To B-schooled or Not to be
Family versus B-schools: Tricks of the Trade
Pratish Sanghvi, co-founder, Grab.in, a last mile delivery service company
The year is 1858- the Britishers have just suppressed the Indian Rebellion of 1857 and there is intense mutual hatred among the two communities. A young Parsee graduate joins his father’s export trading firm, interacts with English merchants and sells goods in India. Soon attracting the suspicion of the English, he also earned the spite of the Indians as someone who is complicit with the ‘enemy.’ But the intense desire to grow, to expand, to establish a legacy and overall be the ‘Father of Indian industry’ is what drove Jamsetji Nusserwanji Tata to create an empire that is still regarded with reverence and respect in the chronicles of Indian business.
Business leaders who followed in his footsteps are innumerable. From Dhirubhai Ambani to Naryana Murthy, living in one-room chawls to being dependent on one’s wife’s last savings of Rs 10,000 could not deter the vision these people had. But one often wonders-would they have been able to continue with such bravado, had a huge book or a PPT screamed out to them ‘it’s over, according to statistics, there’s no hope in business for you, leave, now’?
It is a known fact that knowledge, while it opens our intellect, also restricts our instincts. Infants would not deter from putting their fingers in the fire as they do not know better. But, as we equip them with knowledge, along creeps in the sense of fear, then risk, then failure, so on and so forth. Gradually, a conservative attitude develops which allows you to lead a good life, but not a great one.
Another observation in B-school learning’s today is the lack of attention to detail. Generations of business tycoons have grown up listening to stories of how JN Tata used to throw a fit even if there was one chink or a spot in the cutlery or plates on Air India’s flights. While these maybe ignored by B-schools students as ‘redundant information’ or minor issues, the attitude of delivering an impeccable experience to the customer develops only when you have a strong sense of identification with the business and the desire for perfection.
It is no wonder then that even now, according to a recent study by OnStartups, 48.1 per cent of entrepreneurs’ state that they grew up in a family business. While this does not indicate that entrepreneurs only belong to certain social strata, it poses an important question: Can a three-year B-school training impart a business acumen equivalent to a lifetime of learning from a business family ?

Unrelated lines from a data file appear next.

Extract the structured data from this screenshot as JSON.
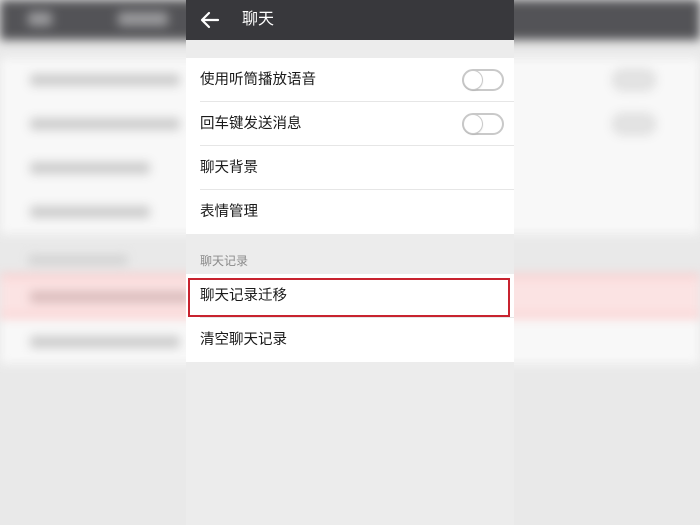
{
  "header": {
    "back_icon": "arrow-left-icon",
    "title": "聊天"
  },
  "settings": {
    "earpiece_label": "使用听筒播放语音",
    "earpiece_on": false,
    "enter_send_label": "回车键发送消息",
    "enter_send_on": false,
    "background_label": "聊天背景",
    "sticker_label": "表情管理"
  },
  "history": {
    "section_title": "聊天记录",
    "migrate_label": "聊天记录迁移",
    "clear_label": "清空聊天记录"
  },
  "colors": {
    "topbar": "#38383c",
    "highlight": "#c8232f",
    "page_bg": "#ececec"
  }
}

The answer could be a triumphant yes, if only that education goes far beyond academic restrictions and focuses more on practical lifesaving tools. The business world today is affected by an array of dimensions, from managing the various profiles of the business to handling consumer complaints on social media platforms. B-schools need to provide an ideal simulated condition for students to hone comprehensive skills that help to tackle all these issues, or start exposing them to the real business world early through meaningful internship programs. The very factor of an agile and impactful business decision, coupled with the constant desire for growth and higher revenue, is the ultimate tightrope walk any prospective entrepreneur needs to master, which could happen only through continuous exposure to such situations.
The difference between academic learning and learning from your familial settings is often summed up by the A to B exercise. Two children were asked to draw out a line from point A to point B, while one drew out the line according to the pathway given, the other straightaway joined A to B. Thus, while it is often necessary to circumvent the restrictions of the question to focus on the goal that needs to be achieved, receiving the right education and harnessing skills is also extremely important to survive the streets, as life, and especially business, is not always a straight line.
Does B-schools education really impart real-life management skills? Do share your views.